Ads on Test - Citroën DS Pallas
This fuel-injected 2.3-litre range-topper has desirable optional extras including factory air conditioning, explains Mike Renaut
Shiny dark blue paint suits this 1973 DS Injection Electronique and covers straight, corrosion-free panels with generally excellent gaps. All the Pallas trim is in place and appears in nice condition despite some surface tarnish, especially on the rear window surrounds.
All glass including the headlamp covers is free from damage, the inner set of lights turning with the steering. Originally sold in Prato, Italy, the left-hand drive DS came to the UK in 2014 and the headlights still appear to be set up for driving on the right. Bumpers are equally blemish-free, as are the Pallas wheelcovers. If we had to nit-pick, there is slight surface rust on the wiper arms and the lower door trims are not affixed perfectly straight, but otherwise this car is hard to fault.
The factory-fitted – and operational – air conditioning is an unusual option. The blue and white cloth and leathercloth interior is in especially nice condition with no obvious damage and the big seats with headrests prove both comfortable and supportive. The dashboard is free of cracks, but there are a few small areas of scuffed paint and the surround for one set of pushbuttons needs securing in place. A rear window blind is included and the light grey fabric headlining is droop-free and in perfect condition. Door cards appear unmarked, as does the dark blue carpet.
Turn the ignition key and the engine fires up immediately, soon settling to a smooth idle at an indicated 1200rpm.
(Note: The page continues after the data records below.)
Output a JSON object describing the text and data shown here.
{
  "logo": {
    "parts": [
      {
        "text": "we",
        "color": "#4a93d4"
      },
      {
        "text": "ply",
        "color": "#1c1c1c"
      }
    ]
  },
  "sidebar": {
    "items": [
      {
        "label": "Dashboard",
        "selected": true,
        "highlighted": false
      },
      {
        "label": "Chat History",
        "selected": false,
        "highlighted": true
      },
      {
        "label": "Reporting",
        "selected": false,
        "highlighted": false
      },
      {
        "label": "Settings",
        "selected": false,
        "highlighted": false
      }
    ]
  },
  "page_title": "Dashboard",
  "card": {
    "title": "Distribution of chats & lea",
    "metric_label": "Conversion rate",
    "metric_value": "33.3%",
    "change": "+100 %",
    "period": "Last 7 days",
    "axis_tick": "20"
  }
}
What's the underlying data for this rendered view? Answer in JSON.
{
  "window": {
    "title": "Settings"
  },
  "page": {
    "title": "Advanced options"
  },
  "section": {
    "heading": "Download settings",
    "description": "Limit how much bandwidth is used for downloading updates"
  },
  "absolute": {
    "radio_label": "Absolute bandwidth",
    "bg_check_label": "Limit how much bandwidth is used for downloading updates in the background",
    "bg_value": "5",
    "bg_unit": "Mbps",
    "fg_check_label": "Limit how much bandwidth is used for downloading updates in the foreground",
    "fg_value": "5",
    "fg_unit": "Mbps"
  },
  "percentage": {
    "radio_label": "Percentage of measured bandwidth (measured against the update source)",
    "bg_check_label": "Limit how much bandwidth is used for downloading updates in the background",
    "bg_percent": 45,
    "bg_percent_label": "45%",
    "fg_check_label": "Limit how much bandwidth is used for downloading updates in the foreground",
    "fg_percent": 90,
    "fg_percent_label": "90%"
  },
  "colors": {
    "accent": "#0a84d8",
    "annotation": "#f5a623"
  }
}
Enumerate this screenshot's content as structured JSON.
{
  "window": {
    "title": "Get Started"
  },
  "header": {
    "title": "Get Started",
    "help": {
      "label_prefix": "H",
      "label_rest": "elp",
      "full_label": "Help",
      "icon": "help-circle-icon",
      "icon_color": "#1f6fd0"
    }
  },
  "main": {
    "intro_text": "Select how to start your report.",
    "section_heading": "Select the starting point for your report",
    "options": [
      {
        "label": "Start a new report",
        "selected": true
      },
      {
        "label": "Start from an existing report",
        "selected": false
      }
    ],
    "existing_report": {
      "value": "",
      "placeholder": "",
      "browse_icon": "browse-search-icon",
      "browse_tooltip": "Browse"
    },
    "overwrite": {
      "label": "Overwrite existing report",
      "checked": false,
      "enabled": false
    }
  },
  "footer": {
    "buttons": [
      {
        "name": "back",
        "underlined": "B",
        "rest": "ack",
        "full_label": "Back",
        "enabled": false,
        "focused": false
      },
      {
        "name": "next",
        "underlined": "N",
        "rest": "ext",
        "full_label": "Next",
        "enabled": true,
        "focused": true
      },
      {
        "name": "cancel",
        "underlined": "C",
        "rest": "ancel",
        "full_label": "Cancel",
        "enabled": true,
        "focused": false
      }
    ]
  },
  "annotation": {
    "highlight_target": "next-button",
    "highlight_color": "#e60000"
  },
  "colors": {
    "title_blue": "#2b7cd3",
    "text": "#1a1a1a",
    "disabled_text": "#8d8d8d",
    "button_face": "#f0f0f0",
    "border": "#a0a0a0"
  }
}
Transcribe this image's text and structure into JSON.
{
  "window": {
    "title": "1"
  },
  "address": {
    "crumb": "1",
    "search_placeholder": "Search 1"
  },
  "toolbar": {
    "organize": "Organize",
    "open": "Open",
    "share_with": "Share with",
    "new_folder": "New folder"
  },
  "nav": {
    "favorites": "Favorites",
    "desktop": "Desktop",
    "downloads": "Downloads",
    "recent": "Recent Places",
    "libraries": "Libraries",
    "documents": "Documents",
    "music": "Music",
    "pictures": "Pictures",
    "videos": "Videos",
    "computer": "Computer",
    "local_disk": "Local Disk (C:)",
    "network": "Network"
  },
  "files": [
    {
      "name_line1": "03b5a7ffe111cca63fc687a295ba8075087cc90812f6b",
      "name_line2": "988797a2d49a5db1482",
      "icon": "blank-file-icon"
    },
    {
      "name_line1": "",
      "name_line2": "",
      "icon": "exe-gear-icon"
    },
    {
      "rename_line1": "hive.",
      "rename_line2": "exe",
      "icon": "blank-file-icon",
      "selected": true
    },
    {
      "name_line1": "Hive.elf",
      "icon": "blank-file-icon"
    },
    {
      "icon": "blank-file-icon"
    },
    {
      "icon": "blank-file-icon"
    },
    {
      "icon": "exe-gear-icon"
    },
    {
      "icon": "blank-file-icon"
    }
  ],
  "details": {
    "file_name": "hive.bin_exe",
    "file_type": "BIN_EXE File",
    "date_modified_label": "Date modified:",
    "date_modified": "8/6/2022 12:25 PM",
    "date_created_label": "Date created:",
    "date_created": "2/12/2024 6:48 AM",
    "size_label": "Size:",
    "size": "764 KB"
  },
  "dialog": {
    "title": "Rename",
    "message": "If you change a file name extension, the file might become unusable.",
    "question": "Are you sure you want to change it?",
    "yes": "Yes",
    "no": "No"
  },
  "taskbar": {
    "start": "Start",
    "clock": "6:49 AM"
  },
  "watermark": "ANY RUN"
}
It quickly warms up and nothing on the numerous warning gauges offers cause for concern. The suspension operates just as it should, with the car soon finding its natural ride height. Again, no leaks or untoward noises were spotted during our inspection.
On the road the Citroën is quiet and well-mannered with very light steering that still feels precise. Finding your way through the five-speed gearbox using the column-mounted gearlever soon becomes second nature, with each gear dropping into place positively. Stopping power is impressive, the sharp brake pedal virtually halting the car dead in its own length at low speeds.
Winter and summer tyres are supplied with the DS, the set fitted during our test being Petlas with excellent tread. The jack and an unused ‘multiseason’ spare tyre are present under the bonnet. A generally tidy engine bay has a little worn and scuffed paint on some components, but no obvious leaks or areas of concern were noted. Recent MoT certificates mention a weep from a power steering hose joint, but our inspection failed to detect it.
The odometer reads just over 98,400km (60,000 miles). The previous owner added a new swivelling centre headlight assembly, alternator, high-pressure pump and fuel pump. New injectors and fuel pipes were fitted, and the fuel tank cleaned and lined in 2014. The air conditioning system was repaired and re-gassed in 2015.
This very attractive example of a Pallas has an excellent specification. The car drives beautifully and a little tidying under the bonnet would finish it nicely. This is one of four cars for sale tested in the latest issue, part of 23 pages of buying tips and advice, including Quentin Willson’s Smart Buys, Ads on Test, Buying Guide and Price Guide Quarterly in the June issue of Classic Cars.
Engine 2347cc 4-cyl OHV Power 141bhp @ 5500rpm Torque 135lb ft @ 3500rpm 0-60mph 11.7sec Top Speed 116mph Fuel Consumption 29mpg Length 4874mm Width 1803mm